The quartet is bent on making sure you have a good time. So if jumping around a room, high-fiving your friends and laughing a lot is your idea of fun, check out Steiner Street at Port City Music Hall Wednesday. Sajecki, who answered this week’s questions, and the boys will get you blowing crazy bubbles. 

Why is playing a pop-punk show likely to be a good time?

Pop-punk shows are just plain fun. Leave your drama at the door and get ready to sing along to catchy choruses, jump on your friends to get to the stage, and just feel as awesome as you can while at a show. No hate, no fights, just good old American fun. We feel like no matter what kind of energy the crowd is giving off, we’re going to triple it on stage. In turn, the crowd gets even wilder, and it’s everyone’s best night ever. That’s good. “Steiner Street: Where every night is the best night ever.” 

Tell some stories from the early days of Steiner Street.

Steiner Street started in Alex’s dorm room in Amherst, Mass. He wrote and recorded the first handful of songs all on his own, songs that would later be re-recorded with the full band. He only showed close friends the recordings, and worked out a first show at the Deering Grange Hall without even having anyone ready to play. He hand-picked the members, and we all got together to learn the songs and a cover or two.

The first show was explosive. All of our friends came out, and some even knew every word. We sold out of our first run of shirts and demos that night. None of us expected such a great response so early on, and I think that’s what still pushes us to this day. If you would’ve asked any of us if we’d be recording a record and touring so quickly back then, I’m sure we would’ve laughed at the thought. 

How has the band grown working with Jon Zebley on the forthcoming (CD)?

We came to Zebley with the skeleton of a record, and we’ve been working with him to slowly build the body around it. Tuning constantly, metronomes at superhuman volumes, take after take after take, until it’s sounding absolutely perfect. Zebley makes you work for a “good” sound, and makes you break your back for a “great” one.

We couldn’t be happier with our choice of an engineer/producer and very skilled musician. 

Describe the most memorable scenes from your recent tour with American Verse.

Where do we start? Getting tattoos in Philly, playing in the basement of a fancy Italian restaurant, partying in a legit castle/frat house. We met so many new people while we were out, and pretty much everyone was awesome. Hanging with American Verse was like being with friends we’ve known forever. Made the whole experience even better. 

Where are you hoping to expand your fan base?

Our main focus right now is the Northeast. I think we are doing a pretty good job capturing the ears of Mainers. What we’d really love is to travel to any state and have at least one person singing along to all the words. It takes a lot of work and playing out, but we’re willing to put the effort in for sure. 

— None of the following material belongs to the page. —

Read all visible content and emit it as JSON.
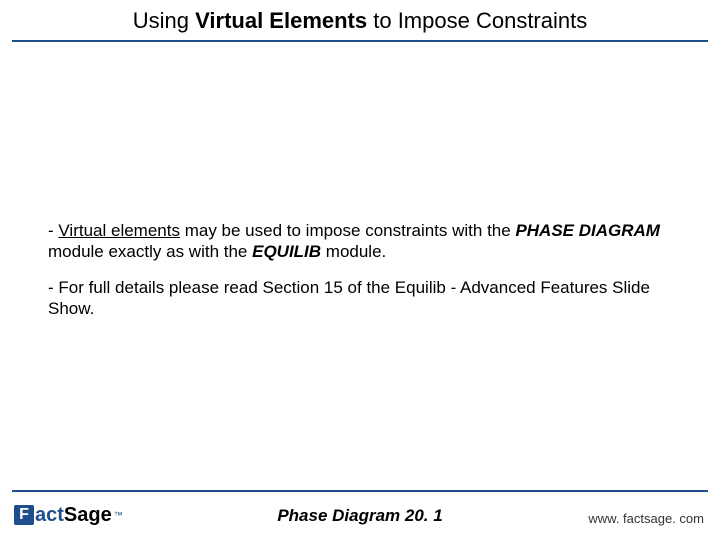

How will the recent change at bass impact Steiner Street?

It probably won’t impact the writing and music too much, but a lot will change with just getting used to a new member. Brandon (B-Pratt) was the perfect fit as a member and a friend, and we already miss having him around. Currently, we have our good friend Jake Demchak filling in and doing a great job, but any member change usually involves big shoes to fill. 

What bands do you admire in the Portland scene?

Right now we’ve really been into what Portland is pumping out. Bands like Pinsky, War Animal, Falls of Rauros, Man The Reformer, Background, Kurt Baker, Truth of My Youth. These musicians are putting their all into their music, and we wouldn’t want to have it any other way. 

Mike Olcott is a freelance writer.